Much more mainstream. The large PMCs deliver their powerhouse, famously flat and trusty output in a manageable - but still sizey - form. Perfect for final precise mastering. Slick and sensible. We’re impressed.
Lacie Rugged Hard Drive
This orange-bumpered studio staple is a popular, trusty way for pros to port their projects from studio to studio, so it’s no surprise that there’s one sitting on his console. Available in 1Tb and 5Tb forms. We’re banking on this one being the 5Tb. Obvs.
Herman Miller Aeron chair
This acoustically transparent swiveler is beloved by studio pros.
Slate Digital VLM mic

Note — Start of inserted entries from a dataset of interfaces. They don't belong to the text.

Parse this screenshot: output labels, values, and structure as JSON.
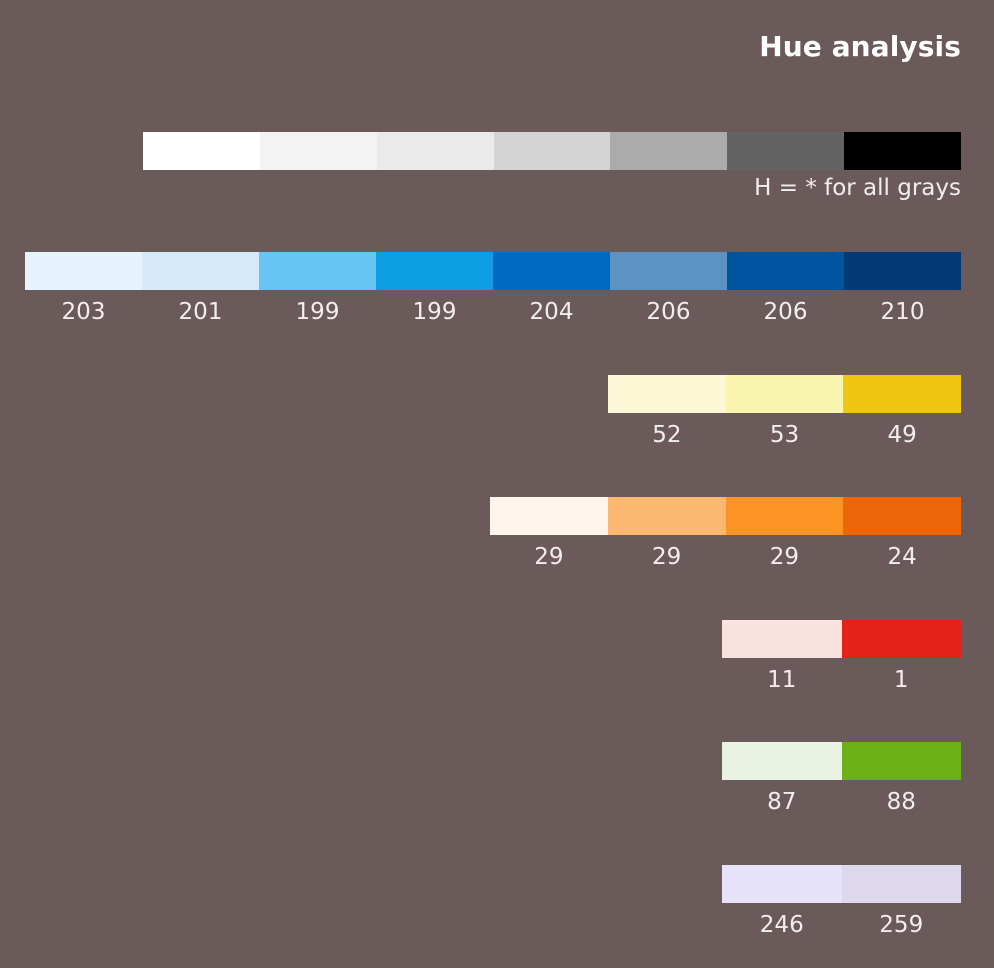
{
  "page": {
    "title": "Hue analysis",
    "background_color": "#6b5a5a",
    "text_color": "#f2eeee"
  },
  "gray_note": "H = * for all grays",
  "chart_data": {
    "type": "bar",
    "title": "Hue analysis",
    "description": "Stacked horizontal color swatch bands with hue (H) values labelled under each swatch",
    "xlabel": "",
    "ylabel": "",
    "rows": [
      {
        "name": "grays",
        "swatches": [
          "#ffffff",
          "#f4f3f3",
          "#eaeaea",
          "#d4d4d4",
          "#ababab",
          "#636363",
          "#000000"
        ],
        "labels": [],
        "note": "H = * for all grays"
      },
      {
        "name": "blues",
        "swatches": [
          "#e6f3fc",
          "#d4e9f9",
          "#66c5f2",
          "#0d9de3",
          "#0069c0",
          "#5d93c2",
          "#00549f",
          "#033a75"
        ],
        "labels": [
          "203",
          "201",
          "199",
          "199",
          "204",
          "206",
          "206",
          "210"
        ]
      },
      {
        "name": "yellows",
        "swatches": [
          "#fcf8d6",
          "#faf5ae",
          "#efc712"
        ],
        "labels": [
          "52",
          "53",
          "49"
        ]
      },
      {
        "name": "oranges",
        "swatches": [
          "#fef5ec",
          "#fcb772",
          "#fc9325",
          "#ec6608"
        ],
        "labels": [
          "29",
          "29",
          "29",
          "24"
        ]
      },
      {
        "name": "reds",
        "swatches": [
          "#f8e3e0",
          "#e42318"
        ],
        "labels": [
          "11",
          "1"
        ]
      },
      {
        "name": "greens",
        "swatches": [
          "#eaf2e3",
          "#6cb018"
        ],
        "labels": [
          "87",
          "88"
        ]
      },
      {
        "name": "purples",
        "swatches": [
          "#e6e2fa",
          "#ded8ef"
        ],
        "labels": [
          "246",
          "259"
        ]
      }
    ]
  }
}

If our eyes don’t deceive us it looks like Harris is rocking a Slate VLM for vocal duties. This versatile mic-modelling setup aims to emulate countless mic classics, so why have more when this one does the lot?
Neumann TLM107 mic
This modern Neumann is a great all-rounder so no surprise to see one here.
Right side of the desk…
Sweet. The DP/4 is a super-rare four-channel reverb/effects box from the highly regarded (but ultimately unsuccessful) French makers of the legendary Mirage and EPS samplers that has acquired quite the collectable reputation among those in the know. Respect due.
Apple Macbook Pro
Eventide Space Reverb
Nestled in the desk-side debris, this little black box is laden with mind-blowing effect presets that sound like nothing else.
Universal Audio Apollo
Given the love shown to Universal Audio elsewhere it’s hardly surprising that Harris relies on a UA Apollo to get all his audio in and out of his computer. Speaking of which…
Apple Mac Pro
In distinctive state-of-play ‘cheese grater’ front panel form. Impossible to tell specs from this range but all the signs are that it’ll be high end…
Korg Volca Sample
Tucked in Harris’s little ‘play zone’, this fun but functional little sampling box is here to lend a little mischief to his upcoming productions.
Audio Technica AT-LP1200
No Technics 1210? Nope. Harris goes for the similarly specced and much-loved AT alternative turntable instead. But just one?…
And a little further right… Guitars!…
Gibson Les Paul
Need a guitar? You’ve got to have a Les Paul.
Ibanez SR Premium Bass
Warwick? Nope, it’s an Ibanez SR. Interesting choice and one we like to think is based on its preeminent tone and playability rather than fashion or trend.
Need a guitar? You’ve got to have a Strat.
MusicMan Stingray Bass
Too tight for a fourth guitar stand? Surely that’s the only reason this classic (beloved of Chic’s Bernard Edwards) is left cruelly prone on the deck?